Task details: Write out all of the entries, matching the original exactly.

────────────────────

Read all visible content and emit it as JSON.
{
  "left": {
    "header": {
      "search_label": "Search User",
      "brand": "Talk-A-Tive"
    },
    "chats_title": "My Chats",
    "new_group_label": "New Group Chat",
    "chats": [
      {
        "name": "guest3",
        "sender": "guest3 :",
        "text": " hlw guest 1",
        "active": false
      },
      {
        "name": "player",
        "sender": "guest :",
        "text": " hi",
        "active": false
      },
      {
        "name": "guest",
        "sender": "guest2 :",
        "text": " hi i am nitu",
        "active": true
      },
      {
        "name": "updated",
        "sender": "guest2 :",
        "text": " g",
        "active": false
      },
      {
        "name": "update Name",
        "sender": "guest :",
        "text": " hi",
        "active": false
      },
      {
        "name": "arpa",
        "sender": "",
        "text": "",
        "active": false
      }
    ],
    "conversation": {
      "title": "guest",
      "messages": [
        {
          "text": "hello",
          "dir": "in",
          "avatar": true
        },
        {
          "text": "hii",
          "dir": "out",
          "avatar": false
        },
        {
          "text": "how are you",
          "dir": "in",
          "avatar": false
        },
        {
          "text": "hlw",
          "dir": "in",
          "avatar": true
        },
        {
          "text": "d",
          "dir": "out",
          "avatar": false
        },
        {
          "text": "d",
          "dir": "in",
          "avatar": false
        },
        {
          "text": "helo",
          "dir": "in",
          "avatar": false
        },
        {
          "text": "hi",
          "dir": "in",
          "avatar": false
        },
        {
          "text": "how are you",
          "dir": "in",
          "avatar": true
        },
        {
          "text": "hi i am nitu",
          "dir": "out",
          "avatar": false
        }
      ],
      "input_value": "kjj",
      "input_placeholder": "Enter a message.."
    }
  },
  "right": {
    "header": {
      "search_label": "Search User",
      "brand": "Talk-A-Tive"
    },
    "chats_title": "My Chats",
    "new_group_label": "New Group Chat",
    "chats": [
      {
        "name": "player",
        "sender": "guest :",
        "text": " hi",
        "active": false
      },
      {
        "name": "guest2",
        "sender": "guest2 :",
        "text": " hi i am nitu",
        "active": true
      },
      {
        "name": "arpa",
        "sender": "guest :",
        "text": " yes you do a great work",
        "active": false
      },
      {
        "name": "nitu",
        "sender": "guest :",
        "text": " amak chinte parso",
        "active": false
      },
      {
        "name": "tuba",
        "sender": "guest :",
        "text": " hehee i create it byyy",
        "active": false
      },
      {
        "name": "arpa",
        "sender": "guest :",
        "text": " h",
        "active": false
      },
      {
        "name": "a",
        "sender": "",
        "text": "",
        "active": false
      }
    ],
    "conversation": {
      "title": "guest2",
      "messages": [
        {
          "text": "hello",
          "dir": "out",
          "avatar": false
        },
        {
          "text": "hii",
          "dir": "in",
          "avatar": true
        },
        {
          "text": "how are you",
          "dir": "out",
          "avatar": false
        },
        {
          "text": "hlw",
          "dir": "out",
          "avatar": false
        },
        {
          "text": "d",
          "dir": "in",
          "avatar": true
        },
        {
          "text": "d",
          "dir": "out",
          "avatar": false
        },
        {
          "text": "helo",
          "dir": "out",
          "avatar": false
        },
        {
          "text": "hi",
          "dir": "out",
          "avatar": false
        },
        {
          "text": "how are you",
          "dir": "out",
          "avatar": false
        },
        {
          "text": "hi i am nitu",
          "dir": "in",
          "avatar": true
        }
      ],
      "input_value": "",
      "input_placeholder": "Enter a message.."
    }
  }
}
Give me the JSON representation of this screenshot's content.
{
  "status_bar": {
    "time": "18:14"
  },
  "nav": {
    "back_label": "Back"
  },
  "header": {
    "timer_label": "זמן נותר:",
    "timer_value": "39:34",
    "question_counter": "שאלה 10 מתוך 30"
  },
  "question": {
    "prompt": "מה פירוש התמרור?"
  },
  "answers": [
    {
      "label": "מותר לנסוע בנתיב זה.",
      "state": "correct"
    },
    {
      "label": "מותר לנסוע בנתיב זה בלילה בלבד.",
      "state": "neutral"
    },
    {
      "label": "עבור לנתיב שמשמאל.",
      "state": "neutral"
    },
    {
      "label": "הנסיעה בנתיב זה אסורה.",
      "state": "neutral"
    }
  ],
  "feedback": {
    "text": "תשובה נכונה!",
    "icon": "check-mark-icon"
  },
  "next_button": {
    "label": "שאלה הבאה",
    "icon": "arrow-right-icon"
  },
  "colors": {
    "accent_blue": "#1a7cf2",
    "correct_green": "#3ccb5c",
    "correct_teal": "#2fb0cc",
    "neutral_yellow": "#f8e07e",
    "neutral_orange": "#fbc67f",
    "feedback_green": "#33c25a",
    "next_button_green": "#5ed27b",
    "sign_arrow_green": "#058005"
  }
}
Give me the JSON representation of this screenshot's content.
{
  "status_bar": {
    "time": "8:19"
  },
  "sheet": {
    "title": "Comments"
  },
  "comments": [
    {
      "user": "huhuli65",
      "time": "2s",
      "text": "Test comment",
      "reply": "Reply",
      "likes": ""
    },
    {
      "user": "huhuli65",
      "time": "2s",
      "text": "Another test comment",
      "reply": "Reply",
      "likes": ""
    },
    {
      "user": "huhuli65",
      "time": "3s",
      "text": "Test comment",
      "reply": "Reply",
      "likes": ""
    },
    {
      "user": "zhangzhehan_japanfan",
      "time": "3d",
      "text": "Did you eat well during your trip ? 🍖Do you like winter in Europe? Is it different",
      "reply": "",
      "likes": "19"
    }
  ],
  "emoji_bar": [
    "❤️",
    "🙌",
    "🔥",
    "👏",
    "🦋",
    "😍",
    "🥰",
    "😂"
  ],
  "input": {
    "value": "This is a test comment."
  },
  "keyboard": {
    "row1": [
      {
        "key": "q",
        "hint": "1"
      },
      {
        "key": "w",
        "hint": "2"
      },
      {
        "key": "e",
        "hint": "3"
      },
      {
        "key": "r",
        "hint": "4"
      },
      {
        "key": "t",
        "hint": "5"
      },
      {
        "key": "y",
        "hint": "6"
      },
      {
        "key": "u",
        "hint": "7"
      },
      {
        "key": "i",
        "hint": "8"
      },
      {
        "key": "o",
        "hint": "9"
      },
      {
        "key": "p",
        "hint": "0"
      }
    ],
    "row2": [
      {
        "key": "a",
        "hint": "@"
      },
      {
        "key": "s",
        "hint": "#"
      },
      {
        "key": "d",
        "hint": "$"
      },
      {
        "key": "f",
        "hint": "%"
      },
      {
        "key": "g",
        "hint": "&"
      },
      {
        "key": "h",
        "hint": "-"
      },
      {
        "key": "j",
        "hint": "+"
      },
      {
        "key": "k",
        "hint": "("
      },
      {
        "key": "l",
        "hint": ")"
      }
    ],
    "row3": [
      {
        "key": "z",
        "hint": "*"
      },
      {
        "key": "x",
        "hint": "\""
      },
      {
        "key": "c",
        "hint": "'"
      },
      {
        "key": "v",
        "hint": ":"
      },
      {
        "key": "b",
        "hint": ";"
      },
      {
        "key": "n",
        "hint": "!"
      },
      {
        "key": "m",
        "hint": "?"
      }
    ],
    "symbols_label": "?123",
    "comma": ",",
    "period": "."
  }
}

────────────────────

Your solution:
Read all visible content and emit it as JSON.
{
  "left": {
    "header": {
      "search_label": "Search User",
      "brand": "Talk-A-Tive"
    },
    "chats_title": "My Chats",
    "new_group_label": "New Group Chat",
    "chats": [
      {
        "name": "guest3",
        "sender": "guest3 :",
        "text": " hlw guest 1",
        "active": false
      },
      {
        "name": "player",
        "sender": "guest :",
        "text": " hi",
        "active": false
      },
      {
        "name": "guest",
        "sender": "guest2 :",
        "text": " hi i am nitu",
        "active": true
      },
      {
        "name": "updated",
        "sender": "guest2 :",
        "text": " g",
        "active": false
      },
      {
        "name": "update Name",
        "sender": "guest :",
        "text": " hi",
        "active": false
      },
      {
        "name": "arpa",
        "sender": "",
        "text": "",
        "active": false
      }
    ],
    "conversation": {
      "title": "guest",
      "messages": [
        {
          "text": "hello",
          "dir": "in",
          "avatar": true
        },
        {
          "text": "hii",
          "dir": "out",
          "avatar": false
        },
        {
          "text": "how are you",
          "dir": "in",
          "avatar": false
        },
        {
          "text": "hlw",
          "dir": "in",
          "avatar": true
        },
        {
          "text": "d",
          "dir": "out",
          "avatar": false
        },
        {
          "text": "d",
          "dir": "in",
          "avatar": false
        },
        {
          "text": "helo",
          "dir": "in",
          "avatar": false
        },
        {
          "text": "hi",
          "dir": "in",
          "avatar": false
        },
        {
          "text": "how are you",
          "dir": "in",
          "avatar": true
        },
        {
          "text": "hi i am nitu",
          "dir": "out",
          "avatar": false
        }
      ],
      "input_value": "kjj",
      "input_placeholder": "Enter a message.."
    }
  },
  "right": {
    "header": {
      "search_label": "Search User",
      "brand": "Talk-A-Tive"
    },
    "chats_title": "My Chats",
    "new_group_label": "New Group Chat",
    "chats": [
      {
        "name": "player",
        "sender": "guest :",
        "text": " hi",
        "active": false
      },
      {
        "name": "guest2",
        "sender": "guest2 :",
        "text": " hi i am nitu",
        "active": true
      },
      {
        "name": "arpa",
        "sender": "guest :",
        "text": " yes you do a great work",
        "active": false
      },
      {
        "name": "nitu",
        "sender": "guest :",
        "text": " amak chinte parso",
        "active": false
      },
      {
        "name": "tuba",
        "sender": "guest :",
        "text": " hehee i create it byyy",
        "active": false
      },
      {
        "name": "arpa",
        "sender": "guest :",
        "text": " h",
        "active": false
      },
      {
        "name": "a",
        "sender": "",
        "text": "",
        "active": false
      }
    ],
    "conversation": {
      "title": "guest2",
      "messages": [
        {
          "text": "hello",
          "dir": "out",
          "avatar": false
        },
        {
          "text": "hii",
          "dir": "in",
          "avatar": true
        },
        {
          "text": "how are you",
          "dir": "out",
          "avatar": false
        },
        {
          "text": "hlw",
          "dir": "out",
          "avatar": false
        },
        {
          "text": "d",
          "dir": "in",
          "avatar": true
        },
        {
          "text": "d",
          "dir": "out",
          "avatar": false
        },
        {
          "text": "helo",
          "dir": "out",
          "avatar": false
        },
        {
          "text": "hi",
          "dir": "out",
          "avatar": false
        },
        {
          "text": "how are you",
          "dir": "out",
          "avatar": false
        },
        {
          "text": "hi i am nitu",
          "dir": "in",
          "avatar": true
        }
      ],
      "input_value": "",
      "input_placeholder": "Enter a message.."
    }
  }
}
Give me the JSON representation of this screenshot's content.
{
  "status_bar": {
    "time": "18:14"
  },
  "nav": {
    "back_label": "Back"
  },
  "header": {
    "timer_label": "זמן נותר:",
    "timer_value": "39:34",
    "question_counter": "שאלה 10 מתוך 30"
  },
  "question": {
    "prompt": "מה פירוש התמרור?"
  },
  "answers": [
    {
      "label": "מותר לנסוע בנתיב זה.",
      "state": "correct"
    },
    {
      "label": "מותר לנסוע בנתיב זה בלילה בלבד.",
      "state": "neutral"
    },
    {
      "label": "עבור לנתיב שמשמאל.",
      "state": "neutral"
    },
    {
      "label": "הנסיעה בנתיב זה אסורה.",
      "state": "neutral"
    }
  ],
  "feedback": {
    "text": "תשובה נכונה!",
    "icon": "check-mark-icon"
  },
  "next_button": {
    "label": "שאלה הבאה",
    "icon": "arrow-right-icon"
  },
  "colors": {
    "accent_blue": "#1a7cf2",
    "correct_green": "#3ccb5c",
    "correct_teal": "#2fb0cc",
    "neutral_yellow": "#f8e07e",
    "neutral_orange": "#fbc67f",
    "feedback_green": "#33c25a",
    "next_button_green": "#5ed27b",
    "sign_arrow_green": "#058005"
  }
}
Give me the JSON representation of this screenshot's content.
{
  "status_bar": {
    "time": "8:19"
  },
  "sheet": {
    "title": "Comments"
  },
  "comments": [
    {
      "user": "huhuli65",
      "time": "2s",
      "text": "Test comment",
      "reply": "Reply",
      "likes": ""
    },
    {
      "user": "huhuli65",
      "time": "2s",
      "text": "Another test comment",
      "reply": "Reply",
      "likes": ""
    },
    {
      "user": "huhuli65",
      "time": "3s",
      "text": "Test comment",
      "reply": "Reply",
      "likes": ""
    },
    {
      "user": "zhangzhehan_japanfan",
      "time": "3d",
      "text": "Did you eat well during your trip ? 🍖Do you like winter in Europe? Is it different",
      "reply": "",
      "likes": "19"
    }
  ],
  "emoji_bar": [
    "❤️",
    "🙌",
    "🔥",
    "👏",
    "🦋",
    "😍",
    "🥰",
    "😂"
  ],
  "input": {
    "value": "This is a test comment."
  },
  "keyboard": {
    "row1": [
      {
        "key": "q",
        "hint": "1"
      },
      {
        "key": "w",
        "hint": "2"
      },
      {
        "key": "e",
        "hint": "3"
      },
      {
        "key": "r",
        "hint": "4"
      },
      {
        "key": "t",
        "hint": "5"
      },
      {
        "key": "y",
        "hint": "6"
      },
      {
        "key": "u",
        "hint": "7"
      },
      {
        "key": "i",
        "hint": "8"
      },
      {
        "key": "o",
        "hint": "9"
      },
      {
        "key": "p",
        "hint": "0"
      }
    ],
    "row2": [
      {
        "key": "a",
        "hint": "@"
      },
      {
        "key": "s",
        "hint": "#"
      },
      {
        "key": "d",
        "hint": "$"
      },
      {
        "key": "f",
        "hint": "%"
      },
      {
        "key": "g",
        "hint": "&"
      },
      {
        "key": "h",
        "hint": "-"
      },
      {
        "key": "j",
        "hint": "+"
      },
      {
        "key": "k",
        "hint": "("
      },
      {
        "key": "l",
        "hint": ")"
      }
    ],
    "row3": [
      {
        "key": "z",
        "hint": "*"
      },
      {
        "key": "x",
        "hint": "\""
      },
      {
        "key": "c",
        "hint": "'"
      },
      {
        "key": "v",
        "hint": ":"
      },
      {
        "key": "b",
        "hint": ";"
      },
      {
        "key": "n",
        "hint": "!"
      },
      {
        "key": "m",
        "hint": "?"
      }
    ],
    "symbols_label": "?123",
    "comma": ",",
    "period": "."
  }
}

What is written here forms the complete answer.